## TASK TO CARRY OUT
If a line in the records below contains "JSON", copy that line.

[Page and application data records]
──────

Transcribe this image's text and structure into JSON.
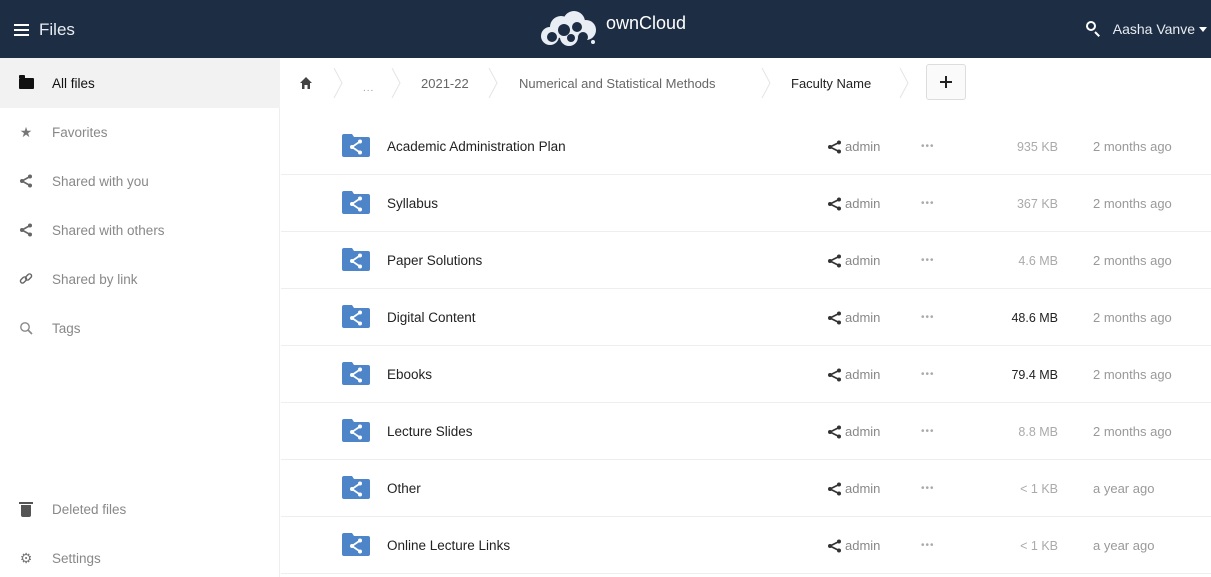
{
  "header": {
    "app_name": "Files",
    "brand": "ownCloud",
    "user_name": "Aasha Vanve"
  },
  "sidebar": {
    "items": [
      {
        "label": "All files",
        "icon": "folder-icon"
      },
      {
        "label": "Favorites",
        "icon": "star-icon"
      },
      {
        "label": "Shared with you",
        "icon": "share-icon"
      },
      {
        "label": "Shared with others",
        "icon": "share-icon"
      },
      {
        "label": "Shared by link",
        "icon": "link-icon"
      },
      {
        "label": "Tags",
        "icon": "search-icon"
      }
    ],
    "bottom": [
      {
        "label": "Deleted files",
        "icon": "trash-icon"
      },
      {
        "label": "Settings",
        "icon": "gear-icon"
      }
    ]
  },
  "breadcrumb": {
    "ellipsis": "...",
    "items": [
      "2021-22",
      "Numerical and Statistical Methods",
      "Faculty Name"
    ]
  },
  "files": [
    {
      "name": "Academic Administration Plan",
      "owner": "admin",
      "size": "935 KB",
      "modified": "2 months ago",
      "size_emphasis": false
    },
    {
      "name": "Syllabus",
      "owner": "admin",
      "size": "367 KB",
      "modified": "2 months ago",
      "size_emphasis": false
    },
    {
      "name": "Paper Solutions",
      "owner": "admin",
      "size": "4.6 MB",
      "modified": "2 months ago",
      "size_emphasis": false
    },
    {
      "name": "Digital Content",
      "owner": "admin",
      "size": "48.6 MB",
      "modified": "2 months ago",
      "size_emphasis": true
    },
    {
      "name": "Ebooks",
      "owner": "admin",
      "size": "79.4 MB",
      "modified": "2 months ago",
      "size_emphasis": true
    },
    {
      "name": "Lecture Slides",
      "owner": "admin",
      "size": "8.8 MB",
      "modified": "2 months ago",
      "size_emphasis": false
    },
    {
      "name": "Other",
      "owner": "admin",
      "size": "< 1 KB",
      "modified": "a year ago",
      "size_emphasis": false
    },
    {
      "name": "Online Lecture Links",
      "owner": "admin",
      "size": "< 1 KB",
      "modified": "a year ago",
      "size_emphasis": false
    }
  ],
  "more_glyph": "•••",
  "colors": {
    "header_bg": "#1d2d44",
    "folder_blue": "#4e85c8",
    "active_row": "#f2f2f2"
  }
}
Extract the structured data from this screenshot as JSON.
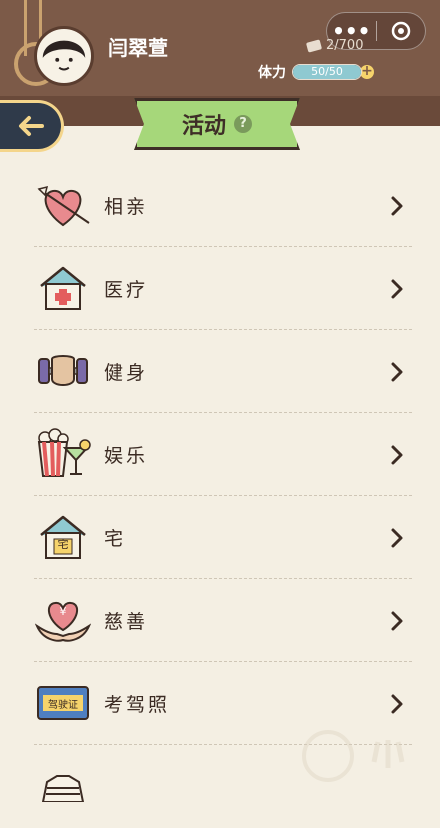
{
  "player": {
    "name": "闫翠萱"
  },
  "currency": {
    "value": "2/700"
  },
  "stamina": {
    "label": "体力",
    "current": 50,
    "max": 50,
    "text": "50/50"
  },
  "title": {
    "text": "活动"
  },
  "items": [
    {
      "label": "相亲",
      "icon": "heart-arrow-icon"
    },
    {
      "label": "医疗",
      "icon": "hospital-icon"
    },
    {
      "label": "健身",
      "icon": "dumbbell-icon"
    },
    {
      "label": "娱乐",
      "icon": "popcorn-cocktail-icon"
    },
    {
      "label": "宅",
      "icon": "house-icon",
      "icon_text": "宅"
    },
    {
      "label": "慈善",
      "icon": "charity-heart-icon",
      "icon_text": "¥"
    },
    {
      "label": "考驾照",
      "icon": "driver-license-icon",
      "icon_text": "驾驶证"
    }
  ],
  "colors": {
    "header": "#7c5a48",
    "banner": "#a6d77a",
    "background": "#f4efe3",
    "back_button": "#2f3a4a",
    "stamina_fill": "#8fc9d1"
  }
}
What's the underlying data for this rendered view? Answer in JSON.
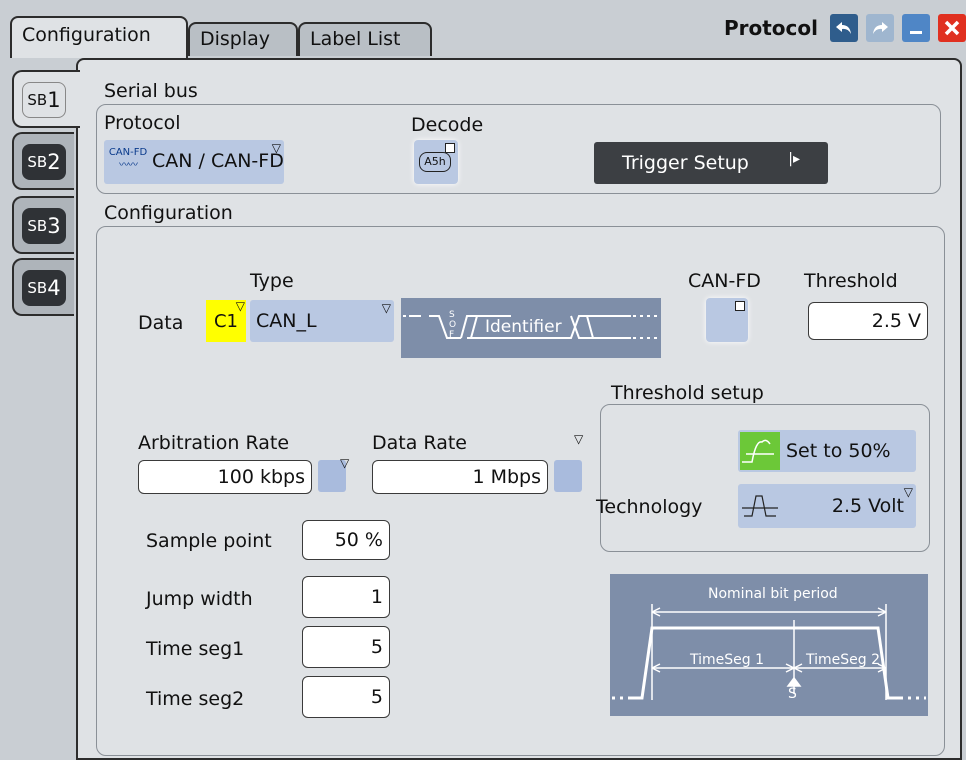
{
  "tabs": [
    {
      "label": "Configuration"
    },
    {
      "label": "Display"
    },
    {
      "label": "Label List"
    }
  ],
  "window": {
    "title": "Protocol"
  },
  "side_tabs": [
    {
      "prefix": "SB",
      "num": "1"
    },
    {
      "prefix": "SB",
      "num": "2"
    },
    {
      "prefix": "SB",
      "num": "3"
    },
    {
      "prefix": "SB",
      "num": "4"
    }
  ],
  "serial_bus": {
    "section_label": "Serial bus",
    "protocol_label": "Protocol",
    "protocol_icon_text": "CAN-FD",
    "protocol_value": "CAN / CAN-FD",
    "decode_label": "Decode",
    "decode_icon_text": "A5h",
    "trigger_setup_label": "Trigger Setup"
  },
  "configuration": {
    "section_label": "Configuration",
    "type_label": "Type",
    "data_label": "Data",
    "source_value": "C1",
    "type_value": "CAN_L",
    "frame_diagram": {
      "sof_text": "SOF",
      "identifier_text": "Identifier"
    },
    "canfd_label": "CAN-FD",
    "threshold_label": "Threshold",
    "threshold_value": "2.5 V",
    "threshold_setup": {
      "label": "Threshold setup",
      "set50_label": "Set to 50%",
      "technology_label": "Technology",
      "technology_value": "2.5 Volt"
    },
    "arbitration_rate_label": "Arbitration Rate",
    "arbitration_rate_value": "100 kbps",
    "data_rate_label": "Data Rate",
    "data_rate_value": "1 Mbps",
    "sample_point_label": "Sample point",
    "sample_point_value": "50 %",
    "jump_width_label": "Jump width",
    "jump_width_value": "1",
    "time_seg1_label": "Time seg1",
    "time_seg1_value": "5",
    "time_seg2_label": "Time seg2",
    "time_seg2_value": "5",
    "bit_diagram": {
      "nominal_label": "Nominal bit period",
      "seg1_label": "TimeSeg 1",
      "seg2_label": "TimeSeg 2",
      "sample_label": "S"
    }
  },
  "colors": {
    "background": "#c9ced3",
    "panel": "#dfe2e5",
    "combo_blue": "#b9c8e2",
    "diagram": "#7e8ea9",
    "source_yellow": "#ffff00",
    "close_red": "#e03020",
    "trigger_button": "#3c3f43"
  }
}
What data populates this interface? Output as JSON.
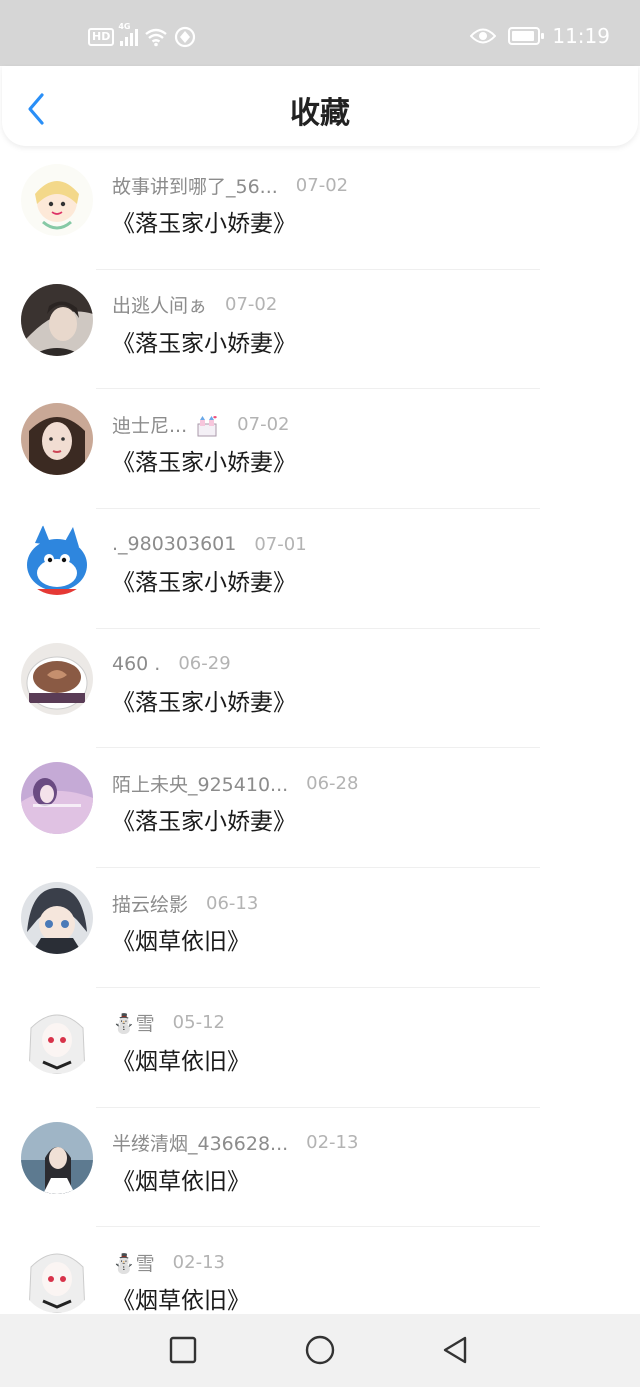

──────

## EXERCISE RESULT
Transcribe this image's text and structure into JSON.
Extract the structured data from this screenshot as JSON.
What's the underlying data for this rendered view? Answer in JSON.
What data populates this interface? Output as JSON.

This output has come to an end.